The only real provider of 4G LTE chips is Qualcomm and when Samsung launched its Galaxy SIII phone, the global version was powered by Exynos 4412 quad-core SoC. For the U.S. market, you’ve guessed it right – Samsung had to ?pull a One X? and swapped its quad-core for a Qualcomm dual-core Snapdragon S4 chip with built-in LTE capability.
While the difference in performance between a quad-core and a dual-core processor may not be as evident now, bear in mind that in most cases – you?ll be stuck with that phone for two years. A lot of things WILL happen in two years (Android 4 – 4.1 – 4.2 – 5.0, maybe even 5.1). In order to change that, Samsung launched a Galaxy SIII phone with a quad-core Exynos 4412 with Samsung?s own LTE baseband chip, called CMC221 (pictured right).
This initial run is expected to result in about 10 million quad-core LTE phones solely targeting the Korean market, while other LTE markets will have to wait for the winter. Also, bear in mind that in the fall, we will get the first Tegra 3+ phones with Icera LTE baseband as well, just don?t expect great battery life due to dual-chip combination.

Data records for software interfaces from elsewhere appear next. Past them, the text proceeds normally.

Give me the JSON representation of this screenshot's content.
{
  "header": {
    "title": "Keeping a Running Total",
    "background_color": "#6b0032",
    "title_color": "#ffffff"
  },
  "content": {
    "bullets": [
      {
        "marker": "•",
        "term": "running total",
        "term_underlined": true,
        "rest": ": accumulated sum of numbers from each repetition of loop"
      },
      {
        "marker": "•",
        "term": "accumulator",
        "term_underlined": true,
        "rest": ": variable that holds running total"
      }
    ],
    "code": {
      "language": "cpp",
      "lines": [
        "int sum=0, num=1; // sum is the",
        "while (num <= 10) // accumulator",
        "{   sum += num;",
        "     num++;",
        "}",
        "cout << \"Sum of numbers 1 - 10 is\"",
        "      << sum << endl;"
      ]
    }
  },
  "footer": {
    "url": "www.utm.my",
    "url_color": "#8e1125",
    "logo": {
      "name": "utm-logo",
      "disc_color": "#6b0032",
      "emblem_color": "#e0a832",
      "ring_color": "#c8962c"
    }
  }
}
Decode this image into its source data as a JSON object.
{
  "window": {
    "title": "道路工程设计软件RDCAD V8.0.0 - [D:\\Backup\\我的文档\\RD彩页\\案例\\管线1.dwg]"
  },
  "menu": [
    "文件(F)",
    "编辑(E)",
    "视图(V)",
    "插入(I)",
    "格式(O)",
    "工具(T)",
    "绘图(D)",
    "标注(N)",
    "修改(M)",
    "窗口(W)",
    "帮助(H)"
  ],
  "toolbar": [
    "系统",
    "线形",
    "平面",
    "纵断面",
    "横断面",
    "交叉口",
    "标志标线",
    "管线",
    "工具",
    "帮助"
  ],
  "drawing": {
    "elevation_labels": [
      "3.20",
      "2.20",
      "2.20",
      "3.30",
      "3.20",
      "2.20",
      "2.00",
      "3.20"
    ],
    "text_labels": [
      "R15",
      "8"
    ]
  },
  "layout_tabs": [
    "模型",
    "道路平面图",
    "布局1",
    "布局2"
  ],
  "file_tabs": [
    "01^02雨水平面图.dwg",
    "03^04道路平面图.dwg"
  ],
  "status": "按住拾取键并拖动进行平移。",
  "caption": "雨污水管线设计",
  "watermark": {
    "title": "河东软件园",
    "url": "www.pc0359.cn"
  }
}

Still, the market is moving, and this can only be good for the consumer. Naturally, consumer that didn?t end up being forced to buy a dual-core Galaxy SIII or HTC One X etc.